(PROMPT): Set down every entry below exactly as it stands.

Component data from apps and pages:
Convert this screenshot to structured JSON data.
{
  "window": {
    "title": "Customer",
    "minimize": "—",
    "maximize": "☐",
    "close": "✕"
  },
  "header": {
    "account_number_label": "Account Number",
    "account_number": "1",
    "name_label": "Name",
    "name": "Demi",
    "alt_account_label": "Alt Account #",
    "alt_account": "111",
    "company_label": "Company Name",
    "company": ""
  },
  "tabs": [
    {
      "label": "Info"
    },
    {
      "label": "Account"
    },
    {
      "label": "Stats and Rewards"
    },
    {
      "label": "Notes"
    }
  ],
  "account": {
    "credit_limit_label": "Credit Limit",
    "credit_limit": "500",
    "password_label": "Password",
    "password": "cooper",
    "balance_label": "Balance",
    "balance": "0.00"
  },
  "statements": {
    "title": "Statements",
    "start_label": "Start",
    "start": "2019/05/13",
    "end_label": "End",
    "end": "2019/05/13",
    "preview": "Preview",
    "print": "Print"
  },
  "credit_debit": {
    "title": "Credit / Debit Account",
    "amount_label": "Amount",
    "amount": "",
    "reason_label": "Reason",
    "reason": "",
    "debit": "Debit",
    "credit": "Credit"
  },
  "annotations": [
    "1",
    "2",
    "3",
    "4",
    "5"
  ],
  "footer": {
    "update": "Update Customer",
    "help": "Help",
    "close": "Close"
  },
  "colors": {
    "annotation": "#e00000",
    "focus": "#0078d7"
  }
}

(EXERCISE RESPONSE):
Convert this screenshot to structured JSON data.
{
  "window": {
    "title": "Customer",
    "minimize": "—",
    "maximize": "☐",
    "close": "✕"
  },
  "header": {
    "account_number_label": "Account Number",
    "account_number": "1",
    "name_label": "Name",
    "name": "Demi",
    "alt_account_label": "Alt Account #",
    "alt_account": "111",
    "company_label": "Company Name",
    "company": ""
  },
  "tabs": [
    {
      "label": "Info"
    },
    {
      "label": "Account"
    },
    {
      "label": "Stats and Rewards"
    },
    {
      "label": "Notes"
    }
  ],
  "account": {
    "credit_limit_label": "Credit Limit",
    "credit_limit": "500",
    "password_label": "Password",
    "password": "cooper",
    "balance_label": "Balance",
    "balance": "0.00"
  },
  "statements": {
    "title": "Statements",
    "start_label": "Start",
    "start": "2019/05/13",
    "end_label": "End",
    "end": "2019/05/13",
    "preview": "Preview",
    "print": "Print"
  },
  "credit_debit": {
    "title": "Credit / Debit Account",
    "amount_label": "Amount",
    "amount": "",
    "reason_label": "Reason",
    "reason": "",
    "debit": "Debit",
    "credit": "Credit"
  },
  "annotations": [
    "1",
    "2",
    "3",
    "4",
    "5"
  ],
  "footer": {
    "update": "Update Customer",
    "help": "Help",
    "close": "Close"
  },
  "colors": {
    "annotation": "#e00000",
    "focus": "#0078d7"
  }
}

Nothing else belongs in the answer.